You see, as I suggested in my review of 'Chimes of Midnight', this book (and the story arcs which get set into motion in it) is absolutely about the conflict between the Luidaeg and the eldest Firstborn, Eira Rosynhywr. The trick is that we've already met Eira without realising it. The point at which we connect the dots and realise who she is, which may or may not be before Toby realises it, is the point at which we realise just how fundamental that knowledge would have been as we read the prior seven books.
It also, incidentally, explains the odd awkwardness at earlier points in the series, not just with early books like 'A Local Habitation' but also parts of later ones, like those unanswered questions I focused on in 'One Salt Sea'. McGuire was struggling with 'Revenge of the Sith' syndrome, where she knew what point she had to reach but didn't necessarily know how to get there, especially without giving away the revelation that she waits eight books to spring upon us.
And, of course, so much for my assumption, while struggling to avoid spoilers in 'Chimes of Midnight', that I'd be free of that problem this time out.
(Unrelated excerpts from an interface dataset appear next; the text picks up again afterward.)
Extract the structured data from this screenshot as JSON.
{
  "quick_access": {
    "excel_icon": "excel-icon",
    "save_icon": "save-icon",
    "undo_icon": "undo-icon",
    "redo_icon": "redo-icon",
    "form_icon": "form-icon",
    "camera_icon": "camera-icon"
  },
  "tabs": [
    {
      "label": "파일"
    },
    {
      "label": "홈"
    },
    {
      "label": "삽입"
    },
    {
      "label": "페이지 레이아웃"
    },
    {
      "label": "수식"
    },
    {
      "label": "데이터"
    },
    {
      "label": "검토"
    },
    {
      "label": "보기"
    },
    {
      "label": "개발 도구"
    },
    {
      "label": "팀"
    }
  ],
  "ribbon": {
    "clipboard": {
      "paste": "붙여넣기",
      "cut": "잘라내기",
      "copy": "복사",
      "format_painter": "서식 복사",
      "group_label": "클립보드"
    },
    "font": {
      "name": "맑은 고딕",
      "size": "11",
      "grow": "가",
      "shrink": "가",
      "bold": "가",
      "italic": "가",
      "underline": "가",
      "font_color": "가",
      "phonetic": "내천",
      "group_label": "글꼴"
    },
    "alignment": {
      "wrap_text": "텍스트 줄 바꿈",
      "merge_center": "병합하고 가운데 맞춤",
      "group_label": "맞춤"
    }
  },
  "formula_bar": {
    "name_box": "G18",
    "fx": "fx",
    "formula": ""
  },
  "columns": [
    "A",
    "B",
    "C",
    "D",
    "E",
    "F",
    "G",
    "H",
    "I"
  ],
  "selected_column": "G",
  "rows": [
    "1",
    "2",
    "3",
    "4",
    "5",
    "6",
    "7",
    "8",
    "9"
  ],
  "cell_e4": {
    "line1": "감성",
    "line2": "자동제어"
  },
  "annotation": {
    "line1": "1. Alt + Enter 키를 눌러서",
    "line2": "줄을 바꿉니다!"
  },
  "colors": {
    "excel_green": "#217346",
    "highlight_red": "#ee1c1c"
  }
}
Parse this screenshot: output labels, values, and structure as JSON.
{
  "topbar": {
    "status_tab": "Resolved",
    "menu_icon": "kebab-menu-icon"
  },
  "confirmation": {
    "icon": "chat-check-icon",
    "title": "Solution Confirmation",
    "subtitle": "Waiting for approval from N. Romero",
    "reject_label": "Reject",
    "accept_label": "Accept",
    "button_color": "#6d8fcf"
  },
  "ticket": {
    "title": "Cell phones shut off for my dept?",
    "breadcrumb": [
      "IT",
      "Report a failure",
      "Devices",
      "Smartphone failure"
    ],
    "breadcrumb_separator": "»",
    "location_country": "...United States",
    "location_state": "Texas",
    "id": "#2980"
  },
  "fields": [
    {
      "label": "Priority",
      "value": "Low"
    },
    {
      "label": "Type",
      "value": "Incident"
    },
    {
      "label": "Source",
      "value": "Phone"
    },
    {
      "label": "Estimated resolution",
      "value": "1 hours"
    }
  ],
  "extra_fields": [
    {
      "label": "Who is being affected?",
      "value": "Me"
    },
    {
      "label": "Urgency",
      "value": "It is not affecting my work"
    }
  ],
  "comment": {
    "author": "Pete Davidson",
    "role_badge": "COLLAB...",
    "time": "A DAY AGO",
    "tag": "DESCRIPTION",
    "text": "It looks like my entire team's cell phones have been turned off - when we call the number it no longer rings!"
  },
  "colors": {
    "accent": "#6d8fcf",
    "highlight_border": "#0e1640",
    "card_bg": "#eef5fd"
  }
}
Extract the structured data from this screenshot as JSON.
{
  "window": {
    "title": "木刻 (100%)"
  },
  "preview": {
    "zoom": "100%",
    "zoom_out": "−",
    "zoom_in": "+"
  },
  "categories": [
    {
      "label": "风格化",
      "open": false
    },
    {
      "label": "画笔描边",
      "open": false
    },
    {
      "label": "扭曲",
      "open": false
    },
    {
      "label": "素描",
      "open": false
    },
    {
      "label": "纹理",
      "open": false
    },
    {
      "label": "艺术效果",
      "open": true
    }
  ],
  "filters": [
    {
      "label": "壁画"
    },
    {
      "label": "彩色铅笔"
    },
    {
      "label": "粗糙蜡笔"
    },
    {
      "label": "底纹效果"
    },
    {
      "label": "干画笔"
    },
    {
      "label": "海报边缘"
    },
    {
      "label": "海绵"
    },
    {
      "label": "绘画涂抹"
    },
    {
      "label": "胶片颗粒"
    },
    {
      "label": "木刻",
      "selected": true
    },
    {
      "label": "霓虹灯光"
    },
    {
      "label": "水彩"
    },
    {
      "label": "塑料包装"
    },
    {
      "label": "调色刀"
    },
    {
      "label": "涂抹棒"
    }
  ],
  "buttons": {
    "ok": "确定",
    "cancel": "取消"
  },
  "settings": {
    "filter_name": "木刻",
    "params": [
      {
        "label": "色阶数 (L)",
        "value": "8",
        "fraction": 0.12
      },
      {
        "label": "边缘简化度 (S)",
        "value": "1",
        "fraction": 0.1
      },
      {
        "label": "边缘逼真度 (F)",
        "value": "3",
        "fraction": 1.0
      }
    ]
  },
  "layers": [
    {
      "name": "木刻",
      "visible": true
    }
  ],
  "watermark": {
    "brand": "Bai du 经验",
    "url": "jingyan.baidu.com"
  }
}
It's going to be even harder to avoid spoilers here!
Suffice it to say that McGuire sets this up really well. The first couple of chapters feel like routine, because the routine we and Toby think we have is about to change. Sure, she doesn't like parties. Sure, she goes to the Yule Ball anyway, because it's being thrown by the new Queen of the Mists. Sure, she leaves with a new title to her name, that of 'Hero of the Realm'. But these things aren't surprising.
What's surprising is what ends chapter two, because she realises that the man she's just invited into her house isn't her liege, Sylvester Torquill, after all. It's his twin brother, Simon. You know, the one who kidnapped his sister-in-law and niece, who was responsible for the mental damage inflicted upon the latter (and, by extension, the events of a few books in this series). Oh, and turning Toby into a fish for fourteen years, destroying her life with her mortal family and shifting her attentions back to Faerie. Yeah, that one. Yet he says he's not the enemy that she thinks he is and we might just believe him. Talk about a paradigm shift!
Well, that's just the beginning. We soon find out a great deal about Simon Torquill, who's been something of a mysterious master villain hovering behind the events of many of the prior seven books without stepping in very often to actually do anything. McGuire strips away a good deal of that mystery here, explaining not just who he is, but to whom he is married and why that marriage is an unusual one. Of course, it all affects Toby in a number of major ways and prompts her to start reevaluating her place in Faerie, even before the grand revelation shows up. And Simon isn't the grand revelation, folks; he's just a precursor.
He is, however, an important one. Simon was and is working for someone, someone powerful enough to place a geas on him and the Luidaeg both, which combine to keep the truth consistently away from Toby. We're with her a hundred percent when she ponders on, 'Who hated Sylvester that much? Who hated me that much?' She can't think of anyone and, frankly, neither can we because McGuire had done such a fantastic job with spinning the previous books from Toby's perspective. People around her know crucial parts of her story but she believably hasn't had a reason to ask them and they believably haven't any reason to tell her out of the blue. That's a fine line for McGuire to walk but she walked it well.
Like 'Chimes at Midnight', there's so much I want to talk about here that I can't. I can mention that Toby, a new 'hero of the realm', is working for another one, Sylvester Torquill, who had once defeated an entire goblin army with a sword and a broken arm. I can highlight that, in Faerie, 'the king is the land', which means that the latter changes according to the former. I can point out that there's so much going on in 'The Winter Long' that Toby is surprisingly even free of life-threatening injury for quite a while, though those 'few opportunities to bleed' do start to escalate as the book runs on.
But I can't talk about her or them or especially her and I really want to. Perhaps I should wrap up with a quote from the villainous Simon Torquill: 'Please don't mistake villainy for evil. The two can exist side by side while remaining quite distinct.' He's certainly a villain, but one being manipulated by evil, an impressively well-hidden evil that returns here to shake up this entire series and change everything. To find out who and why and how and all the other pesky little questions you'll have, you'll want to read this book. However, you'll also want to read the earlier seven books beforehand. And, very possibly, afterwards too.
Next month? Who knows. Book nine is 'A Red Rose Chain' but, for a change, I'm not even going to guess how it's going to roll until I get there. ~~ Hal C F Astell
For reviews of previous October Daye books click here.